We compare WMRB to different methods. POP recommends items purely based on popularity. WARP and A-WARP are implemented in LightFM (Kula, 2015)A-WARP differs from vanilla WARP by incorporating available attributes. CE uses Cross-Entropy loss function and is a batch training based algorithm implemented by ourselves. CE and WMRB incorporate attributes as in A-WARP.


Table 1 reports accuracy comparisons of different models. We highlight two observations. First, WMRB consistently outperforms WARP and A-WARP. For instance, the relative improvements are 8.6%, 18.6%, and 9.8% on Recall@30. Second, with both being batch based methods, WMRB wins over CE clearly, indicating the effectiveness of the rank-sensitive loss.

Time efficiency

Table 3 reports dataset complexity and training time of different models. To measure complexity, we report the total number of model parameters and the average number of attributes per user-item pair. While we make an effort to speed up each method,555

WMRB are implemented based on Tensorflow and run on a single GPU (GeForce GTX TITAN X). 

LightFM runs asynchronous SGD on Cython with 5 cores.(Intel Xeon CPU 3.30GHz) we are most interested in how running time changes with different data scales given fixed models and configurations.

From Table 3, WMRB is slower than LightFM on ML-20m. It catches up quickly on Yelp, where data scale increases. On XING, which has the largest model size and complexity, WMRB is much faster. The trend clearly shows scalability advantages of batch training based WMRB.

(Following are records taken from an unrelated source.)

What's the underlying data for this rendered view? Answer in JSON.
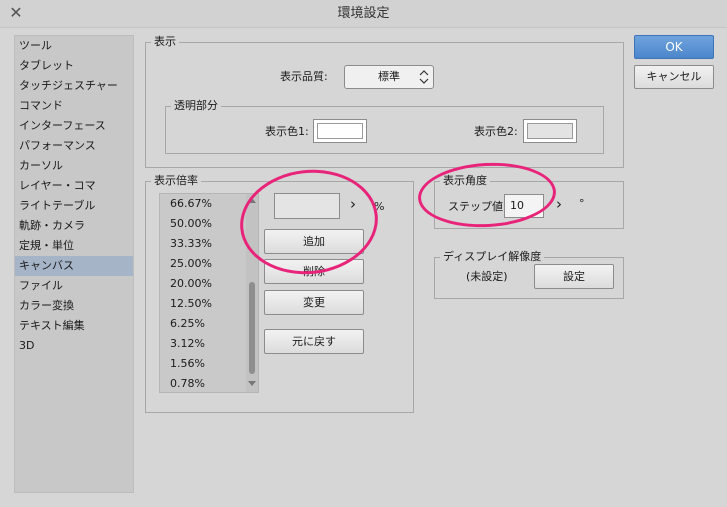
{
  "window": {
    "title": "環境設定",
    "close_glyph": "✕"
  },
  "sidebar": {
    "items": [
      {
        "label": "ツール"
      },
      {
        "label": "タブレット"
      },
      {
        "label": "タッチジェスチャー"
      },
      {
        "label": "コマンド"
      },
      {
        "label": "インターフェース"
      },
      {
        "label": "パフォーマンス"
      },
      {
        "label": "カーソル"
      },
      {
        "label": "レイヤー・コマ"
      },
      {
        "label": "ライトテーブル"
      },
      {
        "label": "軌跡・カメラ"
      },
      {
        "label": "定規・単位"
      },
      {
        "label": "キャンバス"
      },
      {
        "label": "ファイル"
      },
      {
        "label": "カラー変換"
      },
      {
        "label": "テキスト編集"
      },
      {
        "label": "3D"
      }
    ],
    "selected": "キャンバス"
  },
  "buttons": {
    "ok": "OK",
    "cancel": "キャンセル"
  },
  "display": {
    "group_label": "表示",
    "quality_label": "表示品質:",
    "quality_value": "標準",
    "transparent_group": "透明部分",
    "color1_label": "表示色1:",
    "color2_label": "表示色2:",
    "color1": "#ffffff",
    "color2": "#e3e3e3"
  },
  "zoom": {
    "group_label": "表示倍率",
    "values": [
      "66.67%",
      "50.00%",
      "33.33%",
      "25.00%",
      "20.00%",
      "12.50%",
      "6.25%",
      "3.12%",
      "1.56%",
      "0.78%"
    ],
    "input_value": "",
    "arrow": "›",
    "unit": "%",
    "add": "追加",
    "delete": "削除",
    "change": "変更",
    "reset": "元に戻す"
  },
  "angle": {
    "group_label": "表示角度",
    "step_label": "ステップ値:",
    "step_value": "10",
    "arrow": "›",
    "unit": "°"
  },
  "resolution": {
    "group_label": "ディスプレイ解像度",
    "status": "(未設定)",
    "button": "設定"
  },
  "colors": {
    "accent": "#4c86cb",
    "highlight": "#e8247a",
    "selection": "#a5b4c7"
  }
}
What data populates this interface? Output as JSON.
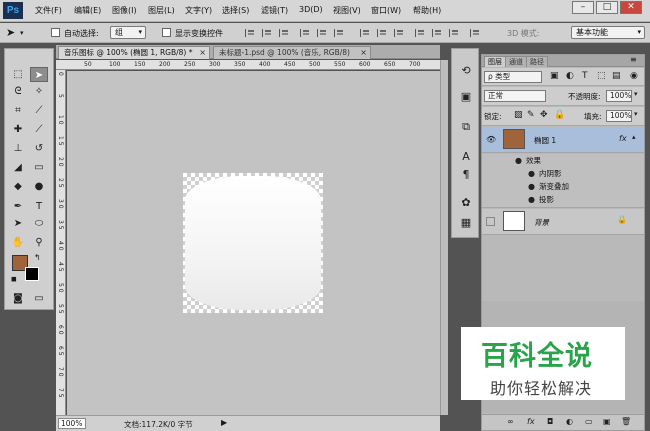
{
  "app": {
    "logo": "Ps",
    "menu": [
      "文件(F)",
      "编辑(E)",
      "图像(I)",
      "图层(L)",
      "文字(Y)",
      "选择(S)",
      "滤镜(T)",
      "3D(D)",
      "视图(V)",
      "窗口(W)",
      "帮助(H)"
    ],
    "window_controls": [
      "–",
      "□",
      "✕"
    ]
  },
  "options_bar": {
    "auto_select_label": "自动选择:",
    "auto_select_value": "组",
    "show_transform_label": "显示变换控件",
    "mode_3d_label": "3D 模式:",
    "workspace_value": "基本功能"
  },
  "tools": {
    "fg_color": "#a0643a",
    "bg_color": "#000000"
  },
  "document": {
    "tabs": [
      {
        "label": "音乐图标 @ 100% (椭圆 1, RGB/8) *",
        "active": true
      },
      {
        "label": "未标题-1.psd @ 100% (音乐, RGB/8)",
        "active": false
      }
    ],
    "ruler_top_ticks": [
      "50",
      "100",
      "150",
      "200",
      "250",
      "300",
      "350",
      "400",
      "450",
      "500",
      "550",
      "600",
      "650",
      "700"
    ],
    "ruler_left_ticks": [
      "0",
      "5",
      "1 0",
      "1 5",
      "2 0",
      "2 5",
      "3 0",
      "3 5",
      "4 0",
      "4 5",
      "5 0",
      "5 5",
      "6 0",
      "6 5",
      "7 0",
      "7 5"
    ],
    "zoom": "100%",
    "doc_info": "文档:117.2K/0 字节"
  },
  "layers_panel": {
    "tabs": [
      {
        "label": "图层",
        "active": true
      },
      {
        "label": "通道",
        "active": false
      },
      {
        "label": "路径",
        "active": false
      }
    ],
    "filter_kind": "ρ 类型",
    "blend_mode": "正常",
    "opacity_label": "不透明度:",
    "opacity_value": "100%",
    "lock_label": "锁定:",
    "fill_label": "填充:",
    "fill_value": "100%",
    "layers": [
      {
        "name": "椭圆 1",
        "thumb_color": "#a0643a",
        "fx": "fx",
        "selected": true,
        "effects_label": "效果",
        "effects": [
          "内阴影",
          "渐变叠加",
          "投影"
        ]
      },
      {
        "name": "背景",
        "thumb_color": "#ffffff",
        "locked": true,
        "selected": false
      }
    ],
    "bottom_icons": [
      "∞",
      "fx",
      "◘",
      "◐",
      "▭",
      "▣",
      "🗑"
    ]
  },
  "watermark": {
    "title": "百科全说",
    "subtitle": "助你轻松解决"
  }
}
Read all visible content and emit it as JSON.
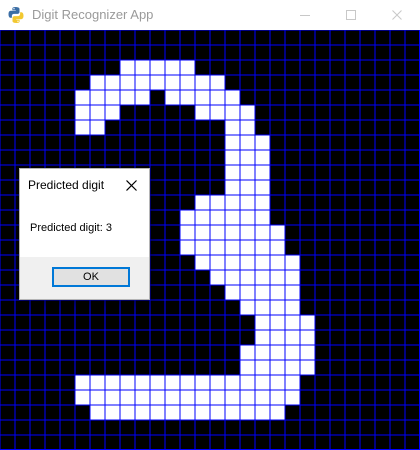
{
  "window": {
    "title": "Digit Recognizer App",
    "icon": "python-icon"
  },
  "controls": [
    "minimize-icon",
    "maximize-icon",
    "close-icon"
  ],
  "grid": {
    "rows": 28,
    "cols": 28,
    "background_color": "#000000",
    "line_color": "#0000ff",
    "filled_color": "#ffffff",
    "filled": [
      [
        2,
        8,
        12
      ],
      [
        3,
        6,
        14
      ],
      [
        4,
        5,
        9
      ],
      [
        4,
        11,
        15
      ],
      [
        5,
        5,
        7
      ],
      [
        5,
        13,
        16
      ],
      [
        6,
        5,
        6
      ],
      [
        6,
        15,
        16
      ],
      [
        7,
        15,
        17
      ],
      [
        8,
        15,
        17
      ],
      [
        9,
        15,
        17
      ],
      [
        10,
        15,
        17
      ],
      [
        11,
        13,
        17
      ],
      [
        12,
        12,
        17
      ],
      [
        13,
        12,
        18
      ],
      [
        14,
        12,
        18
      ],
      [
        15,
        13,
        19
      ],
      [
        16,
        14,
        19
      ],
      [
        17,
        15,
        19
      ],
      [
        18,
        16,
        19
      ],
      [
        19,
        17,
        20
      ],
      [
        20,
        17,
        20
      ],
      [
        21,
        16,
        20
      ],
      [
        22,
        16,
        20
      ],
      [
        23,
        5,
        19
      ],
      [
        24,
        5,
        19
      ],
      [
        25,
        6,
        18
      ]
    ]
  },
  "dialog": {
    "title": "Predicted digit",
    "message": "Predicted digit: 3",
    "ok_label": "OK"
  }
}
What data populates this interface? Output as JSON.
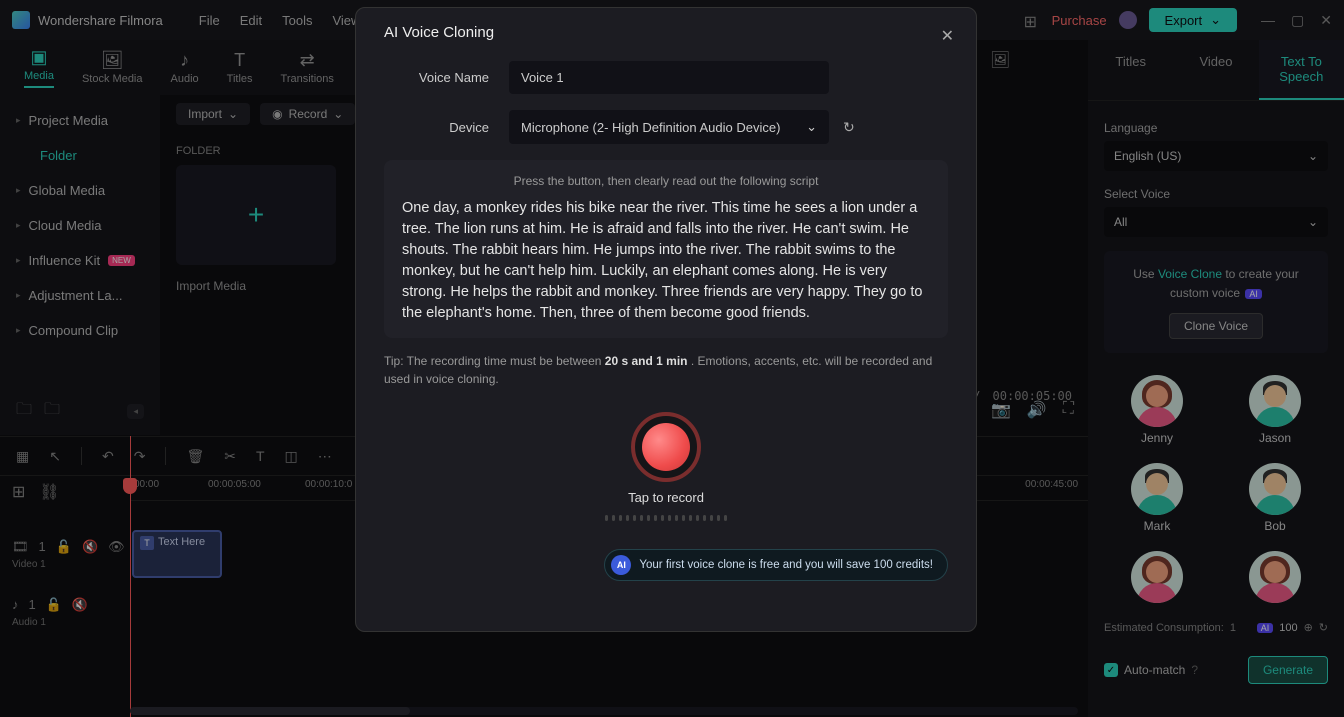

Datasets # of # of LightFM WMRB
Param. Attr. T T T T
ML-20m 4.6M 11 7m 1.2h 22m 3.3 h
Yelp 9.3M 19 10m 5.0 h 9m 3.9 h
XING 12.1M 33 94m 31.2h 24m 20.7h
Table 3. Dataset complexities and training time comparisons. ( T

: average epoch time; T

: total training time.) With increasing data scales, WMRB shows time efficiency advantages over pairwise based implementation.

5. Conclusion

In this work, we propose a simple yet effective approach to scale up learning to rank algorithm. It implements the idea of ordered weighted average loss in a batch training algorithm. Our preliminary empirical study shows its effectiveness.